But before that happens, Nintendo has to get this idea of taking it one game at a time out of its head and consider a broader, more inventive brushstroke that can appeal far more to the greedy bottom-lines of companies sitting on old IP and ROM files than its current approach. Make it so that it is – as near as makes no difference – effortless for them to just drop a ton of content when the mood takes them. Once Nintendo has achieved this; it has achieved not only a solid foundation for its digital future, but the framework for others to come in and flood them with content.
In the process of that content arriving, Nintendo could and would be wise to discuss other deals; other business ventures, and dare I say it, new games? I see the Virtual Console not just in terms of what it could provide to us or the companies involved, but what it could provide to Nintendo – a line to third-party studios and developers, at a time when Nintendo needs that connection to be open more than it has ever needed it to be. Making their lives easier isn’t just in their interests though; it’s in Nintendo’s interests too. More money, less work, faster turnover of content. It could even afford to drop the costs of some of the games then; I know £6-£8 isn’t a lot for a SNES title considering the work to convert it right now, but compared to buying brand-new 3DS eShop games for £2.69? It seems a little excessive, and indicates somewhat Nintendo isn’t doing this nearly efficiently enough!

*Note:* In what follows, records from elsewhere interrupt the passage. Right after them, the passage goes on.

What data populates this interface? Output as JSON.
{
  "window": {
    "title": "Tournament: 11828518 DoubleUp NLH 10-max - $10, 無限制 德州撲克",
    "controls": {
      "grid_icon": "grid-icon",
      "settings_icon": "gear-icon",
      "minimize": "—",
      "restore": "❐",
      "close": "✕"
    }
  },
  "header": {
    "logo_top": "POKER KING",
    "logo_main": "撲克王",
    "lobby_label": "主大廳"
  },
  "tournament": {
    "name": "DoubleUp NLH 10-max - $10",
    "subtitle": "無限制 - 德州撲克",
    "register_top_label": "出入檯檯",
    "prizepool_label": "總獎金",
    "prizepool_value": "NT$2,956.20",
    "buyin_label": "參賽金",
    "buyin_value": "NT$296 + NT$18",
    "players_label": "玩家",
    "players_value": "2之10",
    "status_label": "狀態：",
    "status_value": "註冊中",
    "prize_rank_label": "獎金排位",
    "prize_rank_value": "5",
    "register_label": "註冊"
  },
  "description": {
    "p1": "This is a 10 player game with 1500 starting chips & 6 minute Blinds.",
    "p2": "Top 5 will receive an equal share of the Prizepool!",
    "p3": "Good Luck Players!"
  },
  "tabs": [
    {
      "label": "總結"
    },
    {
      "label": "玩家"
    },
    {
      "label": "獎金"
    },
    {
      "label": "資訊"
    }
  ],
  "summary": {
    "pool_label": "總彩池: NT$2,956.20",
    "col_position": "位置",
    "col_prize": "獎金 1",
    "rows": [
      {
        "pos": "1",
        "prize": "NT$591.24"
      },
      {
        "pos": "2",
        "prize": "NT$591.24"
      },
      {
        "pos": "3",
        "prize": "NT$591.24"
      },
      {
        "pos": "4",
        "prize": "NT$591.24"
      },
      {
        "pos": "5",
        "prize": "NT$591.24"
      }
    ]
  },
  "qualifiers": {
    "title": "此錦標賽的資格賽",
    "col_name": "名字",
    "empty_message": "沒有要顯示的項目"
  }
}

The current slow, sluggish way is kind of cute and nice and all – very typical of Nintendo, in a sense. Some may even consider my proposal a bit naive and overly-simplistic; but the point stands that Nintendo NEEDS this to be simple. It needs to make it as smooth and as clean and (as much as I loathe the term) as idiot-proof as it can. Once Nintendo has started on that, it can reel in more content, more support and be at the end of this generational cycle in a far healthier, more mutually-beneficial place with the main bulk of the industry than it currently enjoys.
But the main reason to do this is ultimately to make it easier for Nintendo themselves. It shouldn’t be complicated; NES games shouldn’t take so long to convert, nor should SNES games. I’d understand a months wait for a Gamecube game, but hey, I’m open-minded like that. And by separating the virtual console, it can then consider it a viable digital platform in its own right, to do with in the future as it sees fit – be that exclusive to Nintendo, or even taking it to smartphones. The framework will be there, already constructed, ready to go. All Nintendo needs to do is make the few necessary tweaks in order to make things run smoothly. To ensure that it is a digital platform running alongside the Wii U and 3DS; keeping the pace, rather than propping it up (and badly at that!).
Nintendo just needs to take some lessons from those emulators that it has so hated for so many years. They offer many indications and clues for future reference. The reason so many were attracted to them, and still are? Breadth of content, ease of use. Two killer functions that currently its laboured Virtual Console dreams cannot match. Until Nintendo does, it will never quite beat the ‘illegal method’. It can never quite stamp it out as long as they continue to undermine the very nature of the Virtual Console.
So if you can’t beat them…